## DIRECTIONS
Copy, from the entries below, each line in which the string "Revêtement" appears.

## RECORD EXCERPTS

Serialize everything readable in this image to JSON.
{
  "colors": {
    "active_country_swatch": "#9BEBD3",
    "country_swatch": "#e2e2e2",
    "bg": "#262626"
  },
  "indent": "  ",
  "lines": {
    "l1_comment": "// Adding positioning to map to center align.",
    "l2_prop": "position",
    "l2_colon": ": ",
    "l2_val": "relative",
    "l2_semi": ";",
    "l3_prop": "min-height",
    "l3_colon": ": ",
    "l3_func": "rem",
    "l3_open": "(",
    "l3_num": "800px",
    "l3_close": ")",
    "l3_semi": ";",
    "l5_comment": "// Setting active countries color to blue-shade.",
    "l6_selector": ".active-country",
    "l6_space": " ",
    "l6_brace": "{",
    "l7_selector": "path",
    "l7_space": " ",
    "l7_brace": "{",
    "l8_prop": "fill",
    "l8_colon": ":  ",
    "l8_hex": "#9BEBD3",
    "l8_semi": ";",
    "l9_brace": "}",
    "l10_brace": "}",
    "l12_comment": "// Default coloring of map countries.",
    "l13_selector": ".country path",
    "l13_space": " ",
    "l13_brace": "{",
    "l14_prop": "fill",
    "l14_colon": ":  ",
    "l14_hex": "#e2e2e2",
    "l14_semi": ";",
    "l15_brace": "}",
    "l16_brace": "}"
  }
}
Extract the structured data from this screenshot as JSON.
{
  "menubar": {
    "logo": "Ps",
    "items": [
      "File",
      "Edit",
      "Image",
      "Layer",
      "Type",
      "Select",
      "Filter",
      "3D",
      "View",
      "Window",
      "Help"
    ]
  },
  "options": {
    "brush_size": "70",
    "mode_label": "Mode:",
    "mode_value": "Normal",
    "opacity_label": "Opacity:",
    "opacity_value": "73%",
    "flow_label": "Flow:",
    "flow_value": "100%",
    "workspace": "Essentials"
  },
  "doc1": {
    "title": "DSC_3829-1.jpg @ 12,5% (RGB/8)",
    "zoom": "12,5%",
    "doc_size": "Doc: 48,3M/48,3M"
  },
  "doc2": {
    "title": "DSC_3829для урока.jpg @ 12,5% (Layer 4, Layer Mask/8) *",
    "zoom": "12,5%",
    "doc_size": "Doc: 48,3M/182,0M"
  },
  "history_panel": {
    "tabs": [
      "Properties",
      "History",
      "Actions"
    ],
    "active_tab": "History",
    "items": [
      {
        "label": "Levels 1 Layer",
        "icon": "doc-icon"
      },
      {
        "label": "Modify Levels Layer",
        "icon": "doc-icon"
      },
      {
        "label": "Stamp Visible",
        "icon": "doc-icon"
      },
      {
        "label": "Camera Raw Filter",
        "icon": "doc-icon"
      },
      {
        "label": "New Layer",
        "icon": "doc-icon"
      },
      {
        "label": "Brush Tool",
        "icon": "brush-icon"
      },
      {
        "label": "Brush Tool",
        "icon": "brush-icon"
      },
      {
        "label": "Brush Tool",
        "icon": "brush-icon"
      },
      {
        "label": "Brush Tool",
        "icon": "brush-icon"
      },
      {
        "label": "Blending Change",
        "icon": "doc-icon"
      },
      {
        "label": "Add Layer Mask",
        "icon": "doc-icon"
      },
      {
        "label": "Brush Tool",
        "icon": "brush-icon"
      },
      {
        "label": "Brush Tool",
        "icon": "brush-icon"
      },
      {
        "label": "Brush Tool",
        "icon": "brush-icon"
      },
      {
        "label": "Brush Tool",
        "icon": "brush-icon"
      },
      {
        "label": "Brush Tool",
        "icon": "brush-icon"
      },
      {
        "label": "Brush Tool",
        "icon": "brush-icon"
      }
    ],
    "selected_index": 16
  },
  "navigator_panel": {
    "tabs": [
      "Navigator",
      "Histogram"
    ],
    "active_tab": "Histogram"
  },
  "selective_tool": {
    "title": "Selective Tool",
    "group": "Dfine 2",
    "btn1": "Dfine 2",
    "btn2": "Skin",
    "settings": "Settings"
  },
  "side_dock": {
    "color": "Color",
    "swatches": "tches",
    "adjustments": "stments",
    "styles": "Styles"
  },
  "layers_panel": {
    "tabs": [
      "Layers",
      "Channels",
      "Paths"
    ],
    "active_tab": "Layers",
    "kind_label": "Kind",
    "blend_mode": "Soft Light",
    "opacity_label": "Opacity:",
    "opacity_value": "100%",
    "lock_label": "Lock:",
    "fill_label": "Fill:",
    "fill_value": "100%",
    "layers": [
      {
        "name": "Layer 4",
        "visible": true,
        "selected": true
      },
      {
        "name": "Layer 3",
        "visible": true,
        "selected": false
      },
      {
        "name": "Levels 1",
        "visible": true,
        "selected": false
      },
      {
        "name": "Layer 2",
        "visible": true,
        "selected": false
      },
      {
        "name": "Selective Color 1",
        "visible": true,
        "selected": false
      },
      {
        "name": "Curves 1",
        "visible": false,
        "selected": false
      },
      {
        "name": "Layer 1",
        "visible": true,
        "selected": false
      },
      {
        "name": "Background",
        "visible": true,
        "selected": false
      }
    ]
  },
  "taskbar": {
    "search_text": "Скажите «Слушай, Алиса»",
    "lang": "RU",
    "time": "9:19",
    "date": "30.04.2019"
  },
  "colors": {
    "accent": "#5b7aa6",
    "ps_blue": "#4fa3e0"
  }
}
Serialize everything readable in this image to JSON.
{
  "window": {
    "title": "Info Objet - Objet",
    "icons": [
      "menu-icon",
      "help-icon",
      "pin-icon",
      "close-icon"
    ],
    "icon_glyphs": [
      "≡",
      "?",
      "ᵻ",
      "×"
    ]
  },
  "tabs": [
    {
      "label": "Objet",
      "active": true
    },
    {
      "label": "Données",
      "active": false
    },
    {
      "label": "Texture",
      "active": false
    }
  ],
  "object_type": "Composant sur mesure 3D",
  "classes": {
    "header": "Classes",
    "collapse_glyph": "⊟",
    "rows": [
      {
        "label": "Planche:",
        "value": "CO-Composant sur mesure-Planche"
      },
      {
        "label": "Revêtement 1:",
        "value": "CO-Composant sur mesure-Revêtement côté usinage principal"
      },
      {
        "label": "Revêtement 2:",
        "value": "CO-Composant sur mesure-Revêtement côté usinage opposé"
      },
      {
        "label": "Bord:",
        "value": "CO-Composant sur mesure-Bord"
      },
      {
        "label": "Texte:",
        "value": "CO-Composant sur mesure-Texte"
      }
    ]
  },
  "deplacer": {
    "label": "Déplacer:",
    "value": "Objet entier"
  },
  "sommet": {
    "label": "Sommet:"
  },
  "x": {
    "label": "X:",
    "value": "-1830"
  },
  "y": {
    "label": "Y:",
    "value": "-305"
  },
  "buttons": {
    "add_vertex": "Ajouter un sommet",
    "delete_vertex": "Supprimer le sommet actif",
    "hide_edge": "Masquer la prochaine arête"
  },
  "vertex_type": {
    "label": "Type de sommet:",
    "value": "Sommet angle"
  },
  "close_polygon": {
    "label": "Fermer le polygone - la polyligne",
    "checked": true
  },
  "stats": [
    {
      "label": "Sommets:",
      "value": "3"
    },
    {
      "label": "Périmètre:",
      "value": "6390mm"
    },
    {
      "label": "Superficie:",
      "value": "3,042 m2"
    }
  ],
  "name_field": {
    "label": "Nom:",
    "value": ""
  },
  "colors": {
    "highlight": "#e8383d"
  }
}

## YOUR RESPONSE
        "label": "Revêtement 1:",
        "value": "CO-Composant sur mesure-Revêtement côté usinage principal"
        "label": "Revêtement 2:",
        "value": "CO-Composant sur mesure-Revêtement côté usinage opposé"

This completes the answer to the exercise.